ABOUT THIS EXERCISE — Among the records below, find each line bearing the word "articles" and copy it.

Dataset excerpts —
------------------------------------------------------------------------
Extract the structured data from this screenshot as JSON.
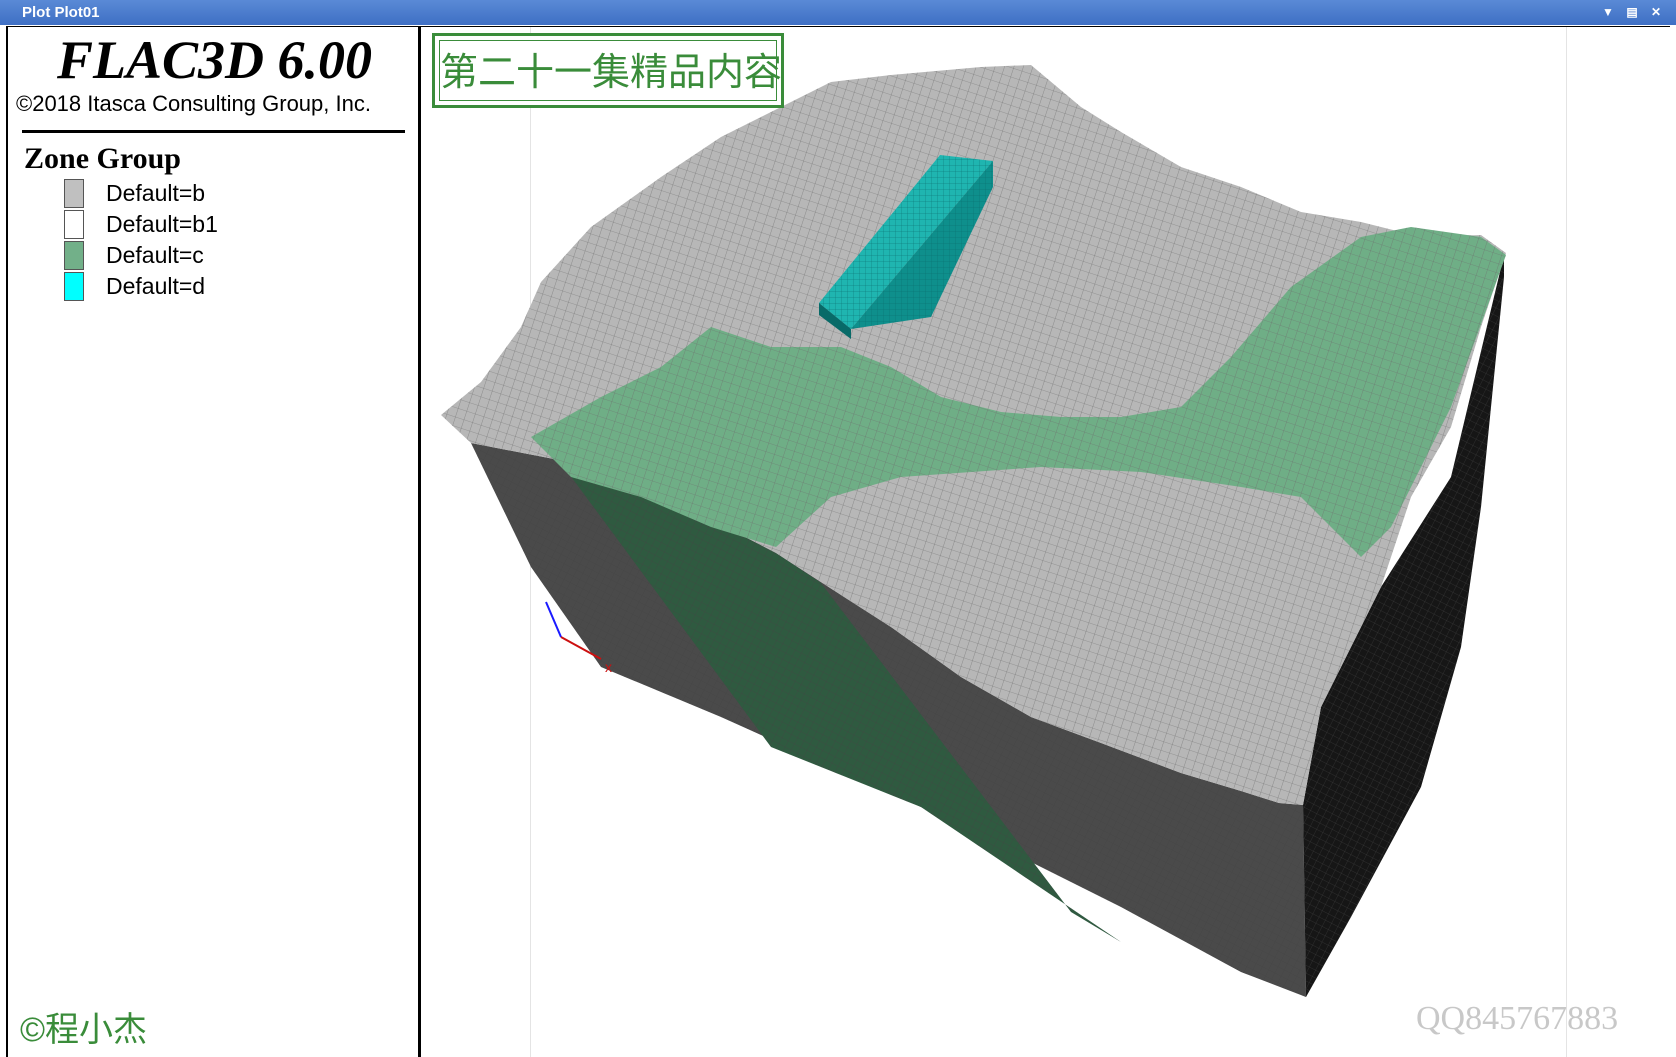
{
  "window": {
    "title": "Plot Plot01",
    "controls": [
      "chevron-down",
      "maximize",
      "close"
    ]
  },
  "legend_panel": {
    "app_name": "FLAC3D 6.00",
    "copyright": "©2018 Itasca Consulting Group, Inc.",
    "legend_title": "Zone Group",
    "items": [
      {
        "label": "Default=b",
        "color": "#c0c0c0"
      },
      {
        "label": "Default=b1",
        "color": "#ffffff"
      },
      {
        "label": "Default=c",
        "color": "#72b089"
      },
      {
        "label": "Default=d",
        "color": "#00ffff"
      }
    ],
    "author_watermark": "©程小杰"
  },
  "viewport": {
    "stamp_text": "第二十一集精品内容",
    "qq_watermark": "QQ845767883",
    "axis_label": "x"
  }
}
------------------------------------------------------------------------
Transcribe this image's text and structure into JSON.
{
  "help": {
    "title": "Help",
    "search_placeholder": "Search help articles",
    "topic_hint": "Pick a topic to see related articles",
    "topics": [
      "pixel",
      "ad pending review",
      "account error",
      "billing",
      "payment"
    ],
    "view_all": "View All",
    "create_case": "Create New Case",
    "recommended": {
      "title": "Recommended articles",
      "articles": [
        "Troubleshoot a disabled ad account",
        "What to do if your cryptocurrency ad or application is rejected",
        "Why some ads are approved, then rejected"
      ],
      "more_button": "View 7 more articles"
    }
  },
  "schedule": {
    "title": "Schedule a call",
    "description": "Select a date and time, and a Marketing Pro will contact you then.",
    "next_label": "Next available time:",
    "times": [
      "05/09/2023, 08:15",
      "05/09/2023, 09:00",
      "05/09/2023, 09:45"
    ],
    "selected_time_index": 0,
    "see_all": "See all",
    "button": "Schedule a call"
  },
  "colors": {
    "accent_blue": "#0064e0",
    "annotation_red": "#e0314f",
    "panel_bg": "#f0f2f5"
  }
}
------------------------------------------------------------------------
SOLUTION BELOW —
    "search_placeholder": "Search help articles",
    "topic_hint": "Pick a topic to see related articles",
      "title": "Recommended articles",
      "articles": [
      "more_button": "View 7 more articles"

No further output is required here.